Where the word "adapters" occurs in a line of the data, return the whole line.

[Records from a data collection]

§

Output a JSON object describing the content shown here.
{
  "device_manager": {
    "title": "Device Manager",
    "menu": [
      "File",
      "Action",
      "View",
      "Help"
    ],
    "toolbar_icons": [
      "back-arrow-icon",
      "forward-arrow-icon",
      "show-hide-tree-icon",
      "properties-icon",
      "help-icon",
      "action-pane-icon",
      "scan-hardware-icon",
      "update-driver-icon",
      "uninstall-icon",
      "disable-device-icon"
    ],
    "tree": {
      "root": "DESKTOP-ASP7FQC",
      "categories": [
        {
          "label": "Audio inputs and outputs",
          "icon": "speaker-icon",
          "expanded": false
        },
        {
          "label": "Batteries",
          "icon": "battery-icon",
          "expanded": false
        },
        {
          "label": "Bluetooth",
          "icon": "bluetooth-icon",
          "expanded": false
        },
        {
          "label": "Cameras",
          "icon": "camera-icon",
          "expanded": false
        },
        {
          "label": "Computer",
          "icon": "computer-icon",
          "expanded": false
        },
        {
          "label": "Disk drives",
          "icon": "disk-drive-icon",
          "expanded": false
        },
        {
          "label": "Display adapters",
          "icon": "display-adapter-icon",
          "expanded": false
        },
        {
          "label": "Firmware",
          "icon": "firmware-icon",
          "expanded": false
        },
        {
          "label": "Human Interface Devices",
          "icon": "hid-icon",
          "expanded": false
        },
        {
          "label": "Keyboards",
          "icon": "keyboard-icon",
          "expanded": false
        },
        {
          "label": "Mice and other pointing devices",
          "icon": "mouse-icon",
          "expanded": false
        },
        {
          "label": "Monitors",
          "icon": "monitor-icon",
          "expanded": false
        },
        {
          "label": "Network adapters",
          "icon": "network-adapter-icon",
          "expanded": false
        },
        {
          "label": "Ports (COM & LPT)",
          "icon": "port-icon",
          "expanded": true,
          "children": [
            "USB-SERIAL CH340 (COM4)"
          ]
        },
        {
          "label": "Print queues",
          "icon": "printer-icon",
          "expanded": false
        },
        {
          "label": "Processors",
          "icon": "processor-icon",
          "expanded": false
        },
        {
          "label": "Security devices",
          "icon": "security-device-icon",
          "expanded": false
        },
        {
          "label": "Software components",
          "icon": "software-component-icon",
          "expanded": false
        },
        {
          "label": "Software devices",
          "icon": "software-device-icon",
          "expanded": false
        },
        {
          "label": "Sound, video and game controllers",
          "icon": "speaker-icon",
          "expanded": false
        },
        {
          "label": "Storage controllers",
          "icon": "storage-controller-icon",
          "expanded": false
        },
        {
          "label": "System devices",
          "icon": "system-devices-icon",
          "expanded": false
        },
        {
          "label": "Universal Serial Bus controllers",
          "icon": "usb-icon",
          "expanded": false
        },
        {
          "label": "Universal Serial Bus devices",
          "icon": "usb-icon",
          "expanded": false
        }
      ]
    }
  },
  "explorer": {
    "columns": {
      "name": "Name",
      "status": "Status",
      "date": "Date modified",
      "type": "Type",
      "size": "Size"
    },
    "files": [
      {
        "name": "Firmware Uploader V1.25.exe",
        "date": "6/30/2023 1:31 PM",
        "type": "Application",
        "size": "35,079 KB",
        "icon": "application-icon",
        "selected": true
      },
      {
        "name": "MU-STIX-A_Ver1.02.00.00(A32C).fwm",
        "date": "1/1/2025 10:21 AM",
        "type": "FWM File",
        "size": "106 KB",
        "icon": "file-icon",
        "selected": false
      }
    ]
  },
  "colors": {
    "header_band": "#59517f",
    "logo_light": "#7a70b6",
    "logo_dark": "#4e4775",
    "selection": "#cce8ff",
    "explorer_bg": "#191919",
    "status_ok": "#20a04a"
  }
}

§

## PROBLEM SOLUTION:
          "label": "Display adapters",
          "label": "Network adapters",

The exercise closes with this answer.